◆ PROMPT
Extract each line from the entries below that has the string "Ellucian" in it.

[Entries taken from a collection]
=== Section Start ===
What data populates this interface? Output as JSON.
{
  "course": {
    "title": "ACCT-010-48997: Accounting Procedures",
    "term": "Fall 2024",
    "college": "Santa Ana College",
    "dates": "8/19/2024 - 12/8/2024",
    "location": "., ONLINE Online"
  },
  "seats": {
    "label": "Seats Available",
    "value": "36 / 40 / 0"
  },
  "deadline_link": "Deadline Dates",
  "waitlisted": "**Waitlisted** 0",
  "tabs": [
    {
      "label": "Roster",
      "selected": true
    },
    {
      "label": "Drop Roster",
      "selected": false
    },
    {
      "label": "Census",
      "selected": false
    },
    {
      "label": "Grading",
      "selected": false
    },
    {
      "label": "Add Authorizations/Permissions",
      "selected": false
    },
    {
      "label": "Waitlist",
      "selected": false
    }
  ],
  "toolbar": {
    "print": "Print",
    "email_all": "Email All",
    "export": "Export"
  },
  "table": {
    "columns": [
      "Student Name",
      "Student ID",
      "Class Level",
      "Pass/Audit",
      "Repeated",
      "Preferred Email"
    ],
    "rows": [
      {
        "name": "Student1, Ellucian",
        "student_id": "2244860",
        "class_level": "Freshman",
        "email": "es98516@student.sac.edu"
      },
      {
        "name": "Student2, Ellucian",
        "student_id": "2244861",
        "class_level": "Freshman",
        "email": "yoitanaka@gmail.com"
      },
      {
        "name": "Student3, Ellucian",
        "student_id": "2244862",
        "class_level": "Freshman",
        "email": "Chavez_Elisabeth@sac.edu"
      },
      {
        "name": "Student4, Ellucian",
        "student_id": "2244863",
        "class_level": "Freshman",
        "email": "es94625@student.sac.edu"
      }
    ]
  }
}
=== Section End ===
◆ WORKED SOLUTION
        "name": "Student1, Ellucian",
        "name": "Student2, Ellucian",
        "name": "Student3, Ellucian",
        "name": "Student4, Ellucian",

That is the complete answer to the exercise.